Chelsea are England's biggest presence on the transfer market. Since Abramovich's takeover, the club have reportedly spent EUR 2.22bn on incoming players, more than any other club in the Premier League in this time frame. The club's record signings are Kai Havertz and Kepa Arrizabalaga, both acquired for reported fees of EUR 80m. Similarly, Chelsea lead all Premier League clubs in income generated through player trading, receiving EUR 1.17bn reportedly since 2003/04. Granovskaia's influence is evident in the club's recent transfer policy, as Chelsea transformed into one of the few elite clubs consistently generating relevant income on their player disposals. Out of the EUR 1.17bn transfer income, approximately EUR 800m has been amassed throughout her tenure since 2014. The most famous examples are Eden Hazard's massive sale to Real Madrid CF with only one year left on his contract, or Diego Costa's departure back to Club Atlético de Madrid despite him approaching the twilight of his career.


Currently, the Chelsea squad is valued at EUR 1bn, a significant rise from the EUR 422m figure in 2011. The most valuable players are recent signings from Germany, Kai Havertz and Timo Werner, and homegrown talent Mason Mount, demonstrating the club's tendency to purchase ready-made players as well as to reap the fruits of continuous and significant investment in the youth teams.
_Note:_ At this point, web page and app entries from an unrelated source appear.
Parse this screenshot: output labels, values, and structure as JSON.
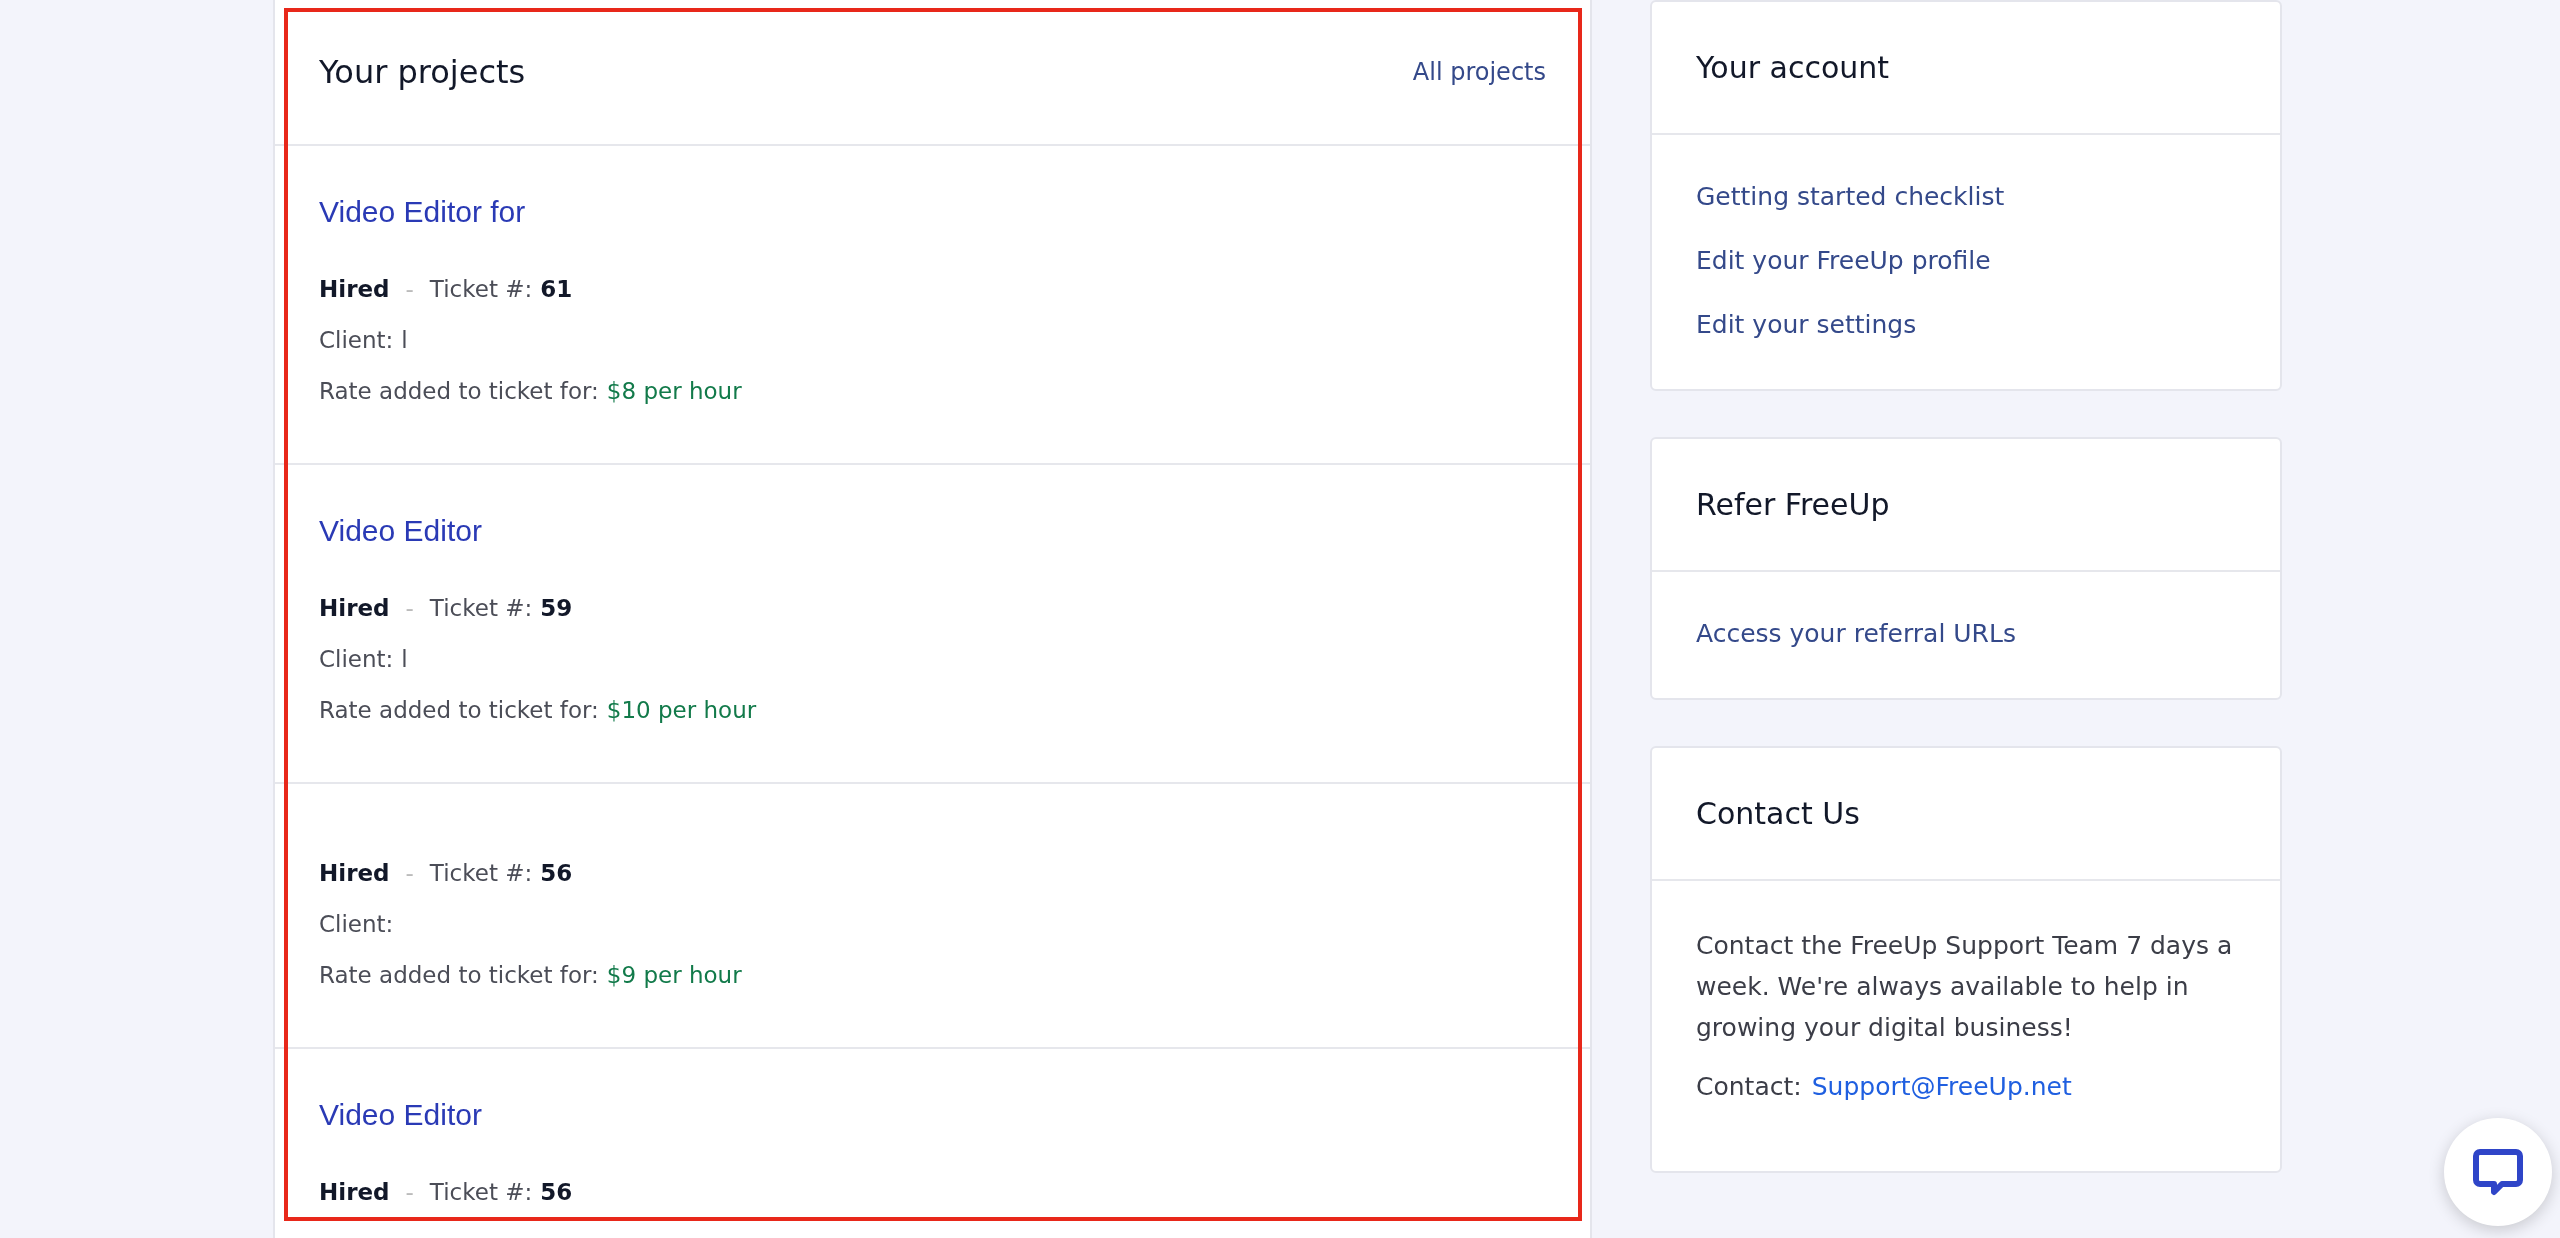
{
  "projects": {
    "title": "Your projects",
    "all_link": "All projects",
    "rows": [
      {
        "title": "Video Editor for",
        "status": "Hired",
        "separator": "-",
        "ticket_label": "Ticket #:",
        "ticket": "61",
        "client_label": "Client:",
        "client": "l",
        "rate_label": "Rate added to ticket for:",
        "rate": "$8 per hour"
      },
      {
        "title": "Video Editor",
        "status": "Hired",
        "separator": "-",
        "ticket_label": "Ticket #:",
        "ticket": "59",
        "client_label": "Client:",
        "client": "l",
        "rate_label": "Rate added to ticket for:",
        "rate": "$10 per hour"
      },
      {
        "status": "Hired",
        "separator": "-",
        "ticket_label": "Ticket #:",
        "ticket": "56",
        "client_label": "Client:",
        "rate_label": "Rate added to ticket for:",
        "rate": "$9 per hour"
      },
      {
        "title": "Video Editor",
        "status": "Hired",
        "separator": "-",
        "ticket_label": "Ticket #:",
        "ticket": "56"
      }
    ]
  },
  "account": {
    "title": "Your account",
    "links": [
      "Getting started checklist",
      "Edit your FreeUp profile",
      "Edit your settings"
    ]
  },
  "refer": {
    "title": "Refer FreeUp",
    "links": [
      "Access your referral URLs"
    ]
  },
  "contact": {
    "title": "Contact Us",
    "text": "Contact the FreeUp Support Team 7 days a week. We're always available to help in growing your digital business!",
    "contact_label": "Contact:",
    "email": "Support@FreeUp.net"
  }
}
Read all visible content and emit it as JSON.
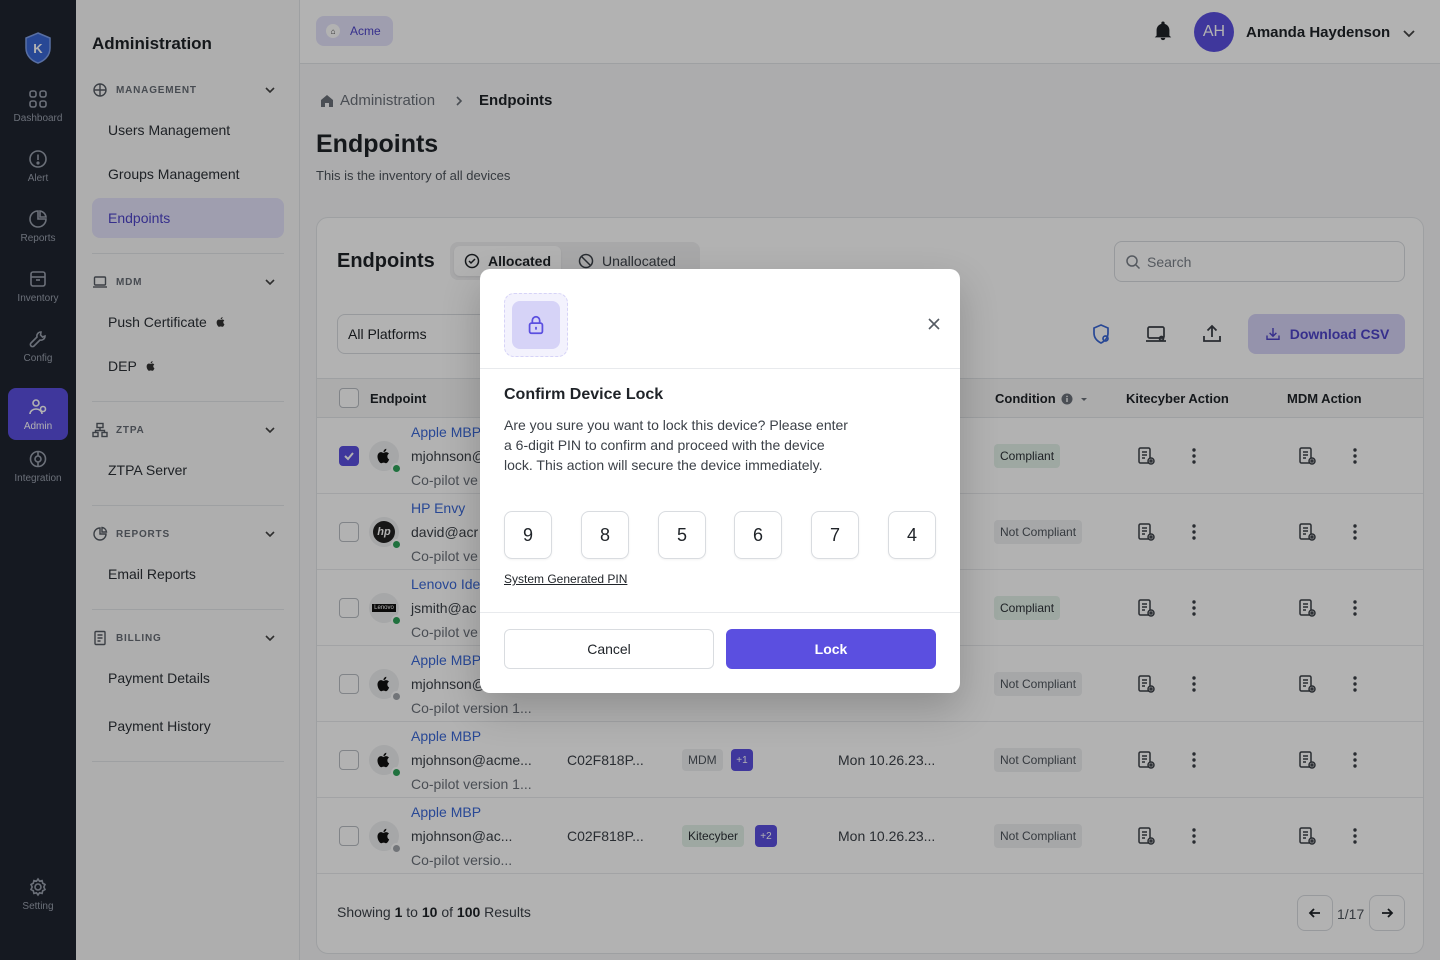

The latter tendency was especially important during the club's transfer ban in the 2019/20 season, which prevented Chelsea from conducting any transfer activity for two transfer windows.


A unique aspect of Chelsea's finances is a EUR 1.4bn intercompany debt, as Abramovich has been supporting the club by loaning a significant amount of money since his takeover in 2003. While on one hand, the debt exposure towards related parties is significant, on the other, Chelsea have no interest-bearing financial debt owed to other parties, such as financial institutions. This debt structure allowed the club to aggressively tap into the transfer market even during the pandemic downturn last summer/autumn, in a period where most clubs were forced instead to apply a spending review in relation to their transfer activities.

The culmination of the evolution of the business fostered by Abramovich can be summarized by his club's showing in the KPMG Football Benchmark's Club Valuation report, in which Chelsea are consistently ranked amongst the most valuable clubs by Enterprise Value. The club's valuation peaked in January 2019, reaching EUR 2.2bn, a major 53% expansion from the inaugural 2016 report. In the latest 2021 rankings, the club place seventh with a valuation of EUR 1.9bn, a downturn mostly due to the effects of the pandemic.


Lastly, it is important to note that besides the running of the men’s team, Abramovich has also taken great care of other areas of the club, such as the women's team. Indeed, investments have been undertaken in this field, as Chelsea boast the most expensive transfer in the history of women's football following Pernille Harder's signing in the summer of 2020. On the pitch, some rewards are also starting to be reaped, as the team were crowned domestic champions and reached the UEFA Women's Champions League final in the recent 2020/21 season, lost against FC Barcelona.

Following in the footsteps of patrons running football clubs in the 1980s and 1990s, Abramovich and Chelsea are the modern day example of massively investing in a football club, as the Russian tycoon has been able to turn a club with relevant-but-limited history upside down, turbocharging them into a European superpower. However, the advent and implementation of UEFA Financial Fair Play Regulations would nowadays limit such free investment capacity as that enjoyed by the tycoon, if not backed by the parallel growth of a club’s revenues; that's why it is unlikely to expect such a business model to be replicated in modern football.